Edward H. Holt, Appellant, v. United States of America, Appellee, 435 F.2d 1278 (10th Cir. 1971)Annotate this Case
December 22, 1970
Rehearing Denied February 17, 1971
Jonathan M. Landers, Associate Professor of Law, Lawrence, Kan., for appellant.
Nathan G. Graham, U. S. Atty., Tulsa, Okl. (Robert P. Santee, Asst. U. S. Atty., Tulsa, Okl., on the brief), for appellee.
Before PICKETT, HILL and SETH, Circuit Judges.
PICKETT, Circuit Judge.
In this 28 U.S.C. § 2255 proceeding appellant Holt seeks to vacate a judgment and sentence entered on his plea of nolo contendere to 2 counts of a 21-count indictment charging him with violation of the Mail Fraud Statutes, 18 U.S.C. § 1341. The plea was entered on October 28, 1968. The basis of the motion is that the district court, prior to accepting the plea, failed to comply with the provisions of Rule 11 of the Federal Rules of Criminal Procedure. The district court found from an examination of the record that Holt had been "fully advised of the charges against him and did voluntarily, knowingly and understandingly enter his plea of nolo contendere to counts 1 and 2 of the Indictment" and dismissed the petition without a hearing.
When first arraigned Holt appeared in court with his attorney, entered a plea of not guilty, and demanded a jury trial. Prior to trial Holt again appeared before the court with his attorney, who advised the court that the plea of not guilty as to counts 1 and 2 of the indictment would be withdrawn and a plea of nolo contendere entered to those counts. An assistant United States attorney then questioned Holt at length in regard to the voluntariness of the plea. In response to this questioning Holt stated that his attorney had represented him satisfactorily, had discussed with him all aspects of the case, that he knew the consequences of his plea, including possible sentence, and with this knowledge desired to change his plea as to counts 1 and 2 of the indictment. Holt was then sentenced to the maximum term permitted by law under the provisions of 18 U.S.C. § 4208(a) (2).

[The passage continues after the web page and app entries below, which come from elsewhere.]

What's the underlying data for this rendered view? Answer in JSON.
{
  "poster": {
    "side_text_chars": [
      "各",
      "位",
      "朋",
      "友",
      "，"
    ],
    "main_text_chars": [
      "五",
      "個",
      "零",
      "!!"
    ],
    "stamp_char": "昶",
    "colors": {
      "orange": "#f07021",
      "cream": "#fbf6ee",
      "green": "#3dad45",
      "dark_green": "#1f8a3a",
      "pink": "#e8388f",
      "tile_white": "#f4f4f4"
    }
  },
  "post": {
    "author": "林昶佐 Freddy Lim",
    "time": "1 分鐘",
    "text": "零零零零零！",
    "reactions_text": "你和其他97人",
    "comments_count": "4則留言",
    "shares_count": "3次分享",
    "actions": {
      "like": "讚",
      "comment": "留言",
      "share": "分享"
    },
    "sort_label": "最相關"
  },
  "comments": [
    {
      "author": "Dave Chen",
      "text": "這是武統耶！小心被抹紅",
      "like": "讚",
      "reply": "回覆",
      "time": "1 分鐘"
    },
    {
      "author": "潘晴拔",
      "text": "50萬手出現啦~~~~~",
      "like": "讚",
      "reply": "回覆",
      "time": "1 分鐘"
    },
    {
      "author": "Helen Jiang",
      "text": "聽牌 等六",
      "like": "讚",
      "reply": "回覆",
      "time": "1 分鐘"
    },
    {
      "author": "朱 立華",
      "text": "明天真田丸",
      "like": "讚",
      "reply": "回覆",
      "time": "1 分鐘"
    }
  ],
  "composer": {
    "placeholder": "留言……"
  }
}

It is clear that the court, before accepting Holt's plea of nolo contendere, did not comply with the mandatory requirements of Rule 11. As pointed out in McCarthy v. United States, 394 U.S. 459, 89 S. Ct. 1166, 22 L. Ed. 2d 418 (1969), the plain words of the 1966 amendments to Rule 11 require the judge, not someone else, before accepting a plea of guilty or nolo contendere, to address inquiries to the defendant in person for the purpose of making certain that the plea is made voluntarily with understanding of the nature of the charge and the consequences of the plea. The McCarthy Decision of April 2, 1969 is applicable only from that date, and not when the amended rule became effective on July 1, 1966. Halliday v. United States, 394 U.S. 831, 89 S. Ct. 1498, 23 L. Ed. 2d 16 (1969). As a consequence, we revert to the law of this circuit prior to April 2, 1969 to determine the validity of the plea.
Recently, in Young v. United States, 433 F.2d 626 (Oct. 7, 1970), this court considered a like question, stating:
"* * * It must also be conceded that a plea entered under these circumstances would not satisfy the literal requirements of Rule 11, Fed. R. Crim. P., as amended July 1, 1966, and that the application of the amended rule would mandate the vacation of the sentence in order to permit Young to plead anew. See McCarthy v. United States, 394 U.S. 459, 89 S. Ct. 1166, 22 L. Ed. 2d 418. But the amended rule is not retroactive and the question here is whether it affirmatively appears that the plea was entered voluntarily and intelligently in a manner to fully satisfy the constitutional requirements of due process. See Halliday v. United States, 394 U.S. 831, 89 S. Ct. 1498, 23 L. Ed. 2d 16. And also see Jenkins v. United States, 10 Cir., 420 F.2d 433, and Barber v. United States, 10 Cir., 427 F.2d 70. Before the 1966 amendment Rule 11 did not require any ritual of words to insure an intelligent and voluntary plea. See Murray v. United States, 10 Cir., 419 F.2d 1076. But being ever mindful of the gravity of a guilty plea, we have often stated in slightly different language that before accepting a plea of guilty, the sentencing court should either advise the defendant or be certain that he had been fully advised of the consequences of his plea. See Jenkins v. United States, supra, quoting Harper v. United States, 10 Cir., 368 F.2d 53. And see also Wolcott v. United States, 10 Cir., 407 F.2d 1149, and cases cited there."
Upon consideration of this record we are convinced that it affirmatively shows that the nolo contendere plea was voluntarily and understandingly made. Holt testified that he had "fully discussed all aspects of this case" with his attorney. The acceptance of a plea of nolo contendere to 2 counts and the dismissal of the remaining 19 counts indicates substantial discussion between Holt and his attorney, and no doubt, some plea negotiations.